[Data excerpts]
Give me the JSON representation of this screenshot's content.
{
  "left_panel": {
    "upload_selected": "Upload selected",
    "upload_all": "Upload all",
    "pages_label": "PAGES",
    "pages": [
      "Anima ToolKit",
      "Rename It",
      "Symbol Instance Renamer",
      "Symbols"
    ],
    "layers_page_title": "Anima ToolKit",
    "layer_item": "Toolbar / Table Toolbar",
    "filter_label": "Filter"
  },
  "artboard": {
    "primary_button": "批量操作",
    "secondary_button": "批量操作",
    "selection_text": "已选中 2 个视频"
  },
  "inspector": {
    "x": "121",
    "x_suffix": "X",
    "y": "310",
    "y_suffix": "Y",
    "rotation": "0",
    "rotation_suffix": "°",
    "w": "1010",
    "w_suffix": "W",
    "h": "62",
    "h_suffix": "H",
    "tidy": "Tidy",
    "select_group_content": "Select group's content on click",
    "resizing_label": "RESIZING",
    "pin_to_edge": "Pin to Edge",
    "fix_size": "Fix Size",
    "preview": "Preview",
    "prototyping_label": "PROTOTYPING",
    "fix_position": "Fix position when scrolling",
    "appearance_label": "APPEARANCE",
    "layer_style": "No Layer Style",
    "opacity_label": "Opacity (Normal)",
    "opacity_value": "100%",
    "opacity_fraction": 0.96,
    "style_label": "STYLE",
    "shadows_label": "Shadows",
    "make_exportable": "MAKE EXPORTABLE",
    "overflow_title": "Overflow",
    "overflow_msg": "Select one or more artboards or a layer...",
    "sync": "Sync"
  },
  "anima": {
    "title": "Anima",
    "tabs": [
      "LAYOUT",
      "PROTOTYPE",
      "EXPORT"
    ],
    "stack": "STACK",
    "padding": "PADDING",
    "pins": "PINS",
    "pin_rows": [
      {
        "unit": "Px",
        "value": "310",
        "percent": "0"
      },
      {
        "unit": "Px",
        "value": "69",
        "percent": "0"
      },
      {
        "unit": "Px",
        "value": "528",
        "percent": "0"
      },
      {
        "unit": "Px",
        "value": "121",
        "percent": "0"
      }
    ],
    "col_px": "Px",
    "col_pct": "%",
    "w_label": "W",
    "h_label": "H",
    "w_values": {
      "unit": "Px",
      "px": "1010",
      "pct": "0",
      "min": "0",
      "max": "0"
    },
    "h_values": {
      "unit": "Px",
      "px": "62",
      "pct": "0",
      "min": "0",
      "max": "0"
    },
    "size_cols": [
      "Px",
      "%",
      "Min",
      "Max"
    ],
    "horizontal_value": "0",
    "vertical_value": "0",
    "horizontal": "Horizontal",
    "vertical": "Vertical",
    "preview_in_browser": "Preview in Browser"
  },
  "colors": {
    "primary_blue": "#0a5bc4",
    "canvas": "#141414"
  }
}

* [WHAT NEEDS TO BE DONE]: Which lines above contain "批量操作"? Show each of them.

* [EXPECTED ANSWER]:
    "primary_button": "批量操作",
    "secondary_button": "批量操作",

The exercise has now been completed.